**Record set:**
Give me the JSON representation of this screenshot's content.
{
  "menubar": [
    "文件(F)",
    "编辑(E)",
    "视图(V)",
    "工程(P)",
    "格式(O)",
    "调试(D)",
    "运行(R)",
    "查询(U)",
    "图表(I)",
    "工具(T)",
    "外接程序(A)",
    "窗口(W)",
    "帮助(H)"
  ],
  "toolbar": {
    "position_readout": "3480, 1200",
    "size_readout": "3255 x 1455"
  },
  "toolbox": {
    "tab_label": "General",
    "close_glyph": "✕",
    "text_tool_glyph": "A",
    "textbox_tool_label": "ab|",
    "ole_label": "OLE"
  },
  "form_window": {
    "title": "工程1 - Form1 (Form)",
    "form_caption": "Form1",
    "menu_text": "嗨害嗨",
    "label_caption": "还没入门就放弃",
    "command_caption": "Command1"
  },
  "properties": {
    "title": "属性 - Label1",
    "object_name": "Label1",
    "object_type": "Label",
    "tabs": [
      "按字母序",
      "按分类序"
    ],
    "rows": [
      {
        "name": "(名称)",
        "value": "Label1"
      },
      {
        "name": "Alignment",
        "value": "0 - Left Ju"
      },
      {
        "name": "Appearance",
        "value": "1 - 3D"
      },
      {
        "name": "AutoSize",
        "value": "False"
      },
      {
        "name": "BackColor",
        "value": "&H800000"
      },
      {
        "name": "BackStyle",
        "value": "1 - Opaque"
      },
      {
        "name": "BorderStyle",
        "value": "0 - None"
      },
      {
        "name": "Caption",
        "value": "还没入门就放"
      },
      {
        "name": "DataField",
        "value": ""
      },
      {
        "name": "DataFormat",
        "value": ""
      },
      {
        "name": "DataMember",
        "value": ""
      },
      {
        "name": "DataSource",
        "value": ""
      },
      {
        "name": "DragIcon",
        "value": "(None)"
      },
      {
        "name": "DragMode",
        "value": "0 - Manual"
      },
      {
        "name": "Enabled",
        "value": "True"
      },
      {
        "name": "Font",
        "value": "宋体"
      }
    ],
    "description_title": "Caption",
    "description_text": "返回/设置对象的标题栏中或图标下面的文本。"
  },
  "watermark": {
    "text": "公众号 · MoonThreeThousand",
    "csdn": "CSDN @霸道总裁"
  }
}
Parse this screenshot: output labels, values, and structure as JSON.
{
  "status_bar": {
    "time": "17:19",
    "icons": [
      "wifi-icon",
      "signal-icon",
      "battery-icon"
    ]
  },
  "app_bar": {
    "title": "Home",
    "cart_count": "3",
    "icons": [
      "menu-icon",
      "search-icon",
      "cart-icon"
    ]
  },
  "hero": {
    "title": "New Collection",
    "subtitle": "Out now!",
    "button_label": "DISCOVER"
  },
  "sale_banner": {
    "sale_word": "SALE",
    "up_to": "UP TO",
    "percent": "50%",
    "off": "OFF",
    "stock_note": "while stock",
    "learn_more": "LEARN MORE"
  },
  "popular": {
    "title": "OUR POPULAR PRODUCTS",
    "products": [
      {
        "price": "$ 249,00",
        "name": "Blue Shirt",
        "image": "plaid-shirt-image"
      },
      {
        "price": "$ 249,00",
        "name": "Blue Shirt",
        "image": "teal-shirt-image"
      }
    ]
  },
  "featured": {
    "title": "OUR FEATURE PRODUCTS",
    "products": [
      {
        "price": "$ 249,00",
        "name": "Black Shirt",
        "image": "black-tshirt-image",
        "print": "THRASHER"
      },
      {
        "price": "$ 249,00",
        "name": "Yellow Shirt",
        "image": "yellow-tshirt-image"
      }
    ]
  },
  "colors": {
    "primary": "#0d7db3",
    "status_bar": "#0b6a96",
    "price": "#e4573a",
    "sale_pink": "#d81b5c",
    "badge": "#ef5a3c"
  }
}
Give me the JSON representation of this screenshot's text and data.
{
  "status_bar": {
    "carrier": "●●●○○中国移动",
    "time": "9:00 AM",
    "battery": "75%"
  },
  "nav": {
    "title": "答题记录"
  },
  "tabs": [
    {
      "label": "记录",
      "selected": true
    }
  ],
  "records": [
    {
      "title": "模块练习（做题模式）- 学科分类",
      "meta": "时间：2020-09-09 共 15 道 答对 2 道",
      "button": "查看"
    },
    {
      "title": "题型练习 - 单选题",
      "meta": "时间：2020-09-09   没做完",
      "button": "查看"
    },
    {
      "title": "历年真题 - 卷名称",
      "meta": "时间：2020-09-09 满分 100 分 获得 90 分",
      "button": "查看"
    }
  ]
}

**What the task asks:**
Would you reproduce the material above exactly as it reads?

**Written solution:**
Give me the JSON representation of this screenshot's content.
{
  "menubar": [
    "文件(F)",
    "编辑(E)",
    "视图(V)",
    "工程(P)",
    "格式(O)",
    "调试(D)",
    "运行(R)",
    "查询(U)",
    "图表(I)",
    "工具(T)",
    "外接程序(A)",
    "窗口(W)",
    "帮助(H)"
  ],
  "toolbar": {
    "position_readout": "3480, 1200",
    "size_readout": "3255 x 1455"
  },
  "toolbox": {
    "tab_label": "General",
    "close_glyph": "✕",
    "text_tool_glyph": "A",
    "textbox_tool_label": "ab|",
    "ole_label": "OLE"
  },
  "form_window": {
    "title": "工程1 - Form1 (Form)",
    "form_caption": "Form1",
    "menu_text": "嗨害嗨",
    "label_caption": "还没入门就放弃",
    "command_caption": "Command1"
  },
  "properties": {
    "title": "属性 - Label1",
    "object_name": "Label1",
    "object_type": "Label",
    "tabs": [
      "按字母序",
      "按分类序"
    ],
    "rows": [
      {
        "name": "(名称)",
        "value": "Label1"
      },
      {
        "name": "Alignment",
        "value": "0 - Left Ju"
      },
      {
        "name": "Appearance",
        "value": "1 - 3D"
      },
      {
        "name": "AutoSize",
        "value": "False"
      },
      {
        "name": "BackColor",
        "value": "&H800000"
      },
      {
        "name": "BackStyle",
        "value": "1 - Opaque"
      },
      {
        "name": "BorderStyle",
        "value": "0 - None"
      },
      {
        "name": "Caption",
        "value": "还没入门就放"
      },
      {
        "name": "DataField",
        "value": ""
      },
      {
        "name": "DataFormat",
        "value": ""
      },
      {
        "name": "DataMember",
        "value": ""
      },
      {
        "name": "DataSource",
        "value": ""
      },
      {
        "name": "DragIcon",
        "value": "(None)"
      },
      {
        "name": "DragMode",
        "value": "0 - Manual"
      },
      {
        "name": "Enabled",
        "value": "True"
      },
      {
        "name": "Font",
        "value": "宋体"
      }
    ],
    "description_title": "Caption",
    "description_text": "返回/设置对象的标题栏中或图标下面的文本。"
  },
  "watermark": {
    "text": "公众号 · MoonThreeThousand",
    "csdn": "CSDN @霸道总裁"
  }
}
Parse this screenshot: output labels, values, and structure as JSON.
{
  "status_bar": {
    "time": "17:19",
    "icons": [
      "wifi-icon",
      "signal-icon",
      "battery-icon"
    ]
  },
  "app_bar": {
    "title": "Home",
    "cart_count": "3",
    "icons": [
      "menu-icon",
      "search-icon",
      "cart-icon"
    ]
  },
  "hero": {
    "title": "New Collection",
    "subtitle": "Out now!",
    "button_label": "DISCOVER"
  },
  "sale_banner": {
    "sale_word": "SALE",
    "up_to": "UP TO",
    "percent": "50%",
    "off": "OFF",
    "stock_note": "while stock",
    "learn_more": "LEARN MORE"
  },
  "popular": {
    "title": "OUR POPULAR PRODUCTS",
    "products": [
      {
        "price": "$ 249,00",
        "name": "Blue Shirt",
        "image": "plaid-shirt-image"
      },
      {
        "price": "$ 249,00",
        "name": "Blue Shirt",
        "image": "teal-shirt-image"
      }
    ]
  },
  "featured": {
    "title": "OUR FEATURE PRODUCTS",
    "products": [
      {
        "price": "$ 249,00",
        "name": "Black Shirt",
        "image": "black-tshirt-image",
        "print": "THRASHER"
      },
      {
        "price": "$ 249,00",
        "name": "Yellow Shirt",
        "image": "yellow-tshirt-image"
      }
    ]
  },
  "colors": {
    "primary": "#0d7db3",
    "status_bar": "#0b6a96",
    "price": "#e4573a",
    "sale_pink": "#d81b5c",
    "badge": "#ef5a3c"
  }
}
Give me the JSON representation of this screenshot's text and data.
{
  "status_bar": {
    "carrier": "●●●○○中国移动",
    "time": "9:00 AM",
    "battery": "75%"
  },
  "nav": {
    "title": "答题记录"
  },
  "tabs": [
    {
      "label": "记录",
      "selected": true
    }
  ],
  "records": [
    {
      "title": "模块练习（做题模式）- 学科分类",
      "meta": "时间：2020-09-09 共 15 道 答对 2 道",
      "button": "查看"
    },
    {
      "title": "题型练习 - 单选题",
      "meta": "时间：2020-09-09   没做完",
      "button": "查看"
    },
    {
      "title": "历年真题 - 卷名称",
      "meta": "时间：2020-09-09 满分 100 分 获得 90 分",
      "button": "查看"
    }
  ]
}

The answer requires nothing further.